= Recorded data =
•••
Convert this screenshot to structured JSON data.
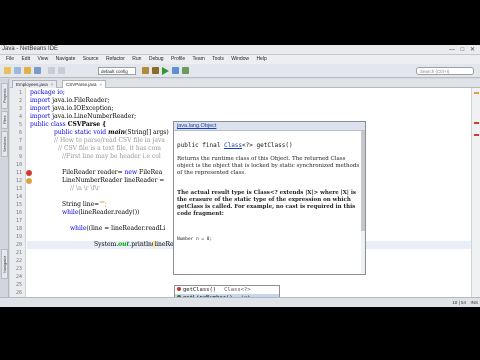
{
  "window": {
    "title": "Java - NetBeans IDE"
  },
  "menu": [
    "File",
    "Edit",
    "View",
    "Navigate",
    "Source",
    "Refactor",
    "Run",
    "Debug",
    "Profile",
    "Team",
    "Tools",
    "Window",
    "Help"
  ],
  "toolbar": {
    "config_value": "default config",
    "search_placeholder": "Search (Ctrl+I)"
  },
  "side_tabs": [
    "Projects",
    "Files",
    "Services",
    "Navigator"
  ],
  "tabs": [
    {
      "label": "Employees.java",
      "active": false
    },
    {
      "label": "CSVParse.java",
      "active": true
    }
  ],
  "code": {
    "line_numbers": [
      "1",
      "2",
      "3",
      "4",
      "5",
      "6",
      "7",
      "8",
      "9",
      "10",
      "11",
      "12",
      "13",
      "14",
      "15",
      "16",
      "17",
      "18",
      "19",
      "20",
      "21",
      "22",
      "23",
      "24",
      "25",
      "26"
    ],
    "l1": "package io;",
    "l2_kw": "import",
    "l2": " java.io.FileReader;",
    "l3_kw": "import",
    "l3": " java.io.IOException;",
    "l4_kw": "import",
    "l4": " java.io.LineNumberReader;",
    "l5_kw": "public class",
    "l5": " CSVParse {",
    "l6_kw": "public static void",
    "l6_name": " main",
    "l6": "(String[] args)",
    "l7": "// How to parse/read CSV file in java",
    "l8": "// CSV file is a text file, it has com",
    "l9": "//First line may be header i.e col",
    "l11": "FileReader reader= ",
    "l11_kw": "new",
    "l11_b": " FileRea",
    "l12": "LineNumberReader lineReader =",
    "l13": "// \\n  \\r  \\f\\r",
    "l15": "String line=",
    "l15_str": "\"\";",
    "l16_kw": "while",
    "l16": "(lineReader.ready())",
    "l18_kw": "while",
    "l18": "((line = lineReader.readLi",
    "l20_a": "System.",
    "l20_out": "out",
    "l20_b": ".println(lineReader.getLine());"
  },
  "javadoc": {
    "header": "java.lang.Object",
    "signature_pre": "public final ",
    "signature_link": "Class",
    "signature_post": "<?> getClass()",
    "p1": "Returns the runtime class of this Object. The returned Class object is the object that is locked by static synchronized methods of the represented class.",
    "p2": "The actual result type is Class<? extends |X|> where |X| is the erasure of the static type of the expression on which getClass is called. For example, no cast is required in this code fragment:",
    "p3": "Number n = 0;"
  },
  "completion": {
    "items": [
      {
        "label": "getClass()",
        "type": "Class<?>",
        "selected": false,
        "icon_color": "#c23a2b"
      },
      {
        "label": "getLineNumber()",
        "type": "int",
        "selected": true,
        "icon_color": "#3a7a2b"
      }
    ]
  },
  "status": {
    "position": "18 | 54",
    "mode": "INS"
  }
}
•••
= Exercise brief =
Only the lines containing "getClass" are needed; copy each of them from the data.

= Answer to the exercise =
    "signature_post": "<?> getClass()",
    "p2": "The actual result type is Class<? extends |X|> where |X| is the erasure of the static type of the expression on which getClass is called. For example, no cast is required in this code fragment:",
        "label": "getClass()",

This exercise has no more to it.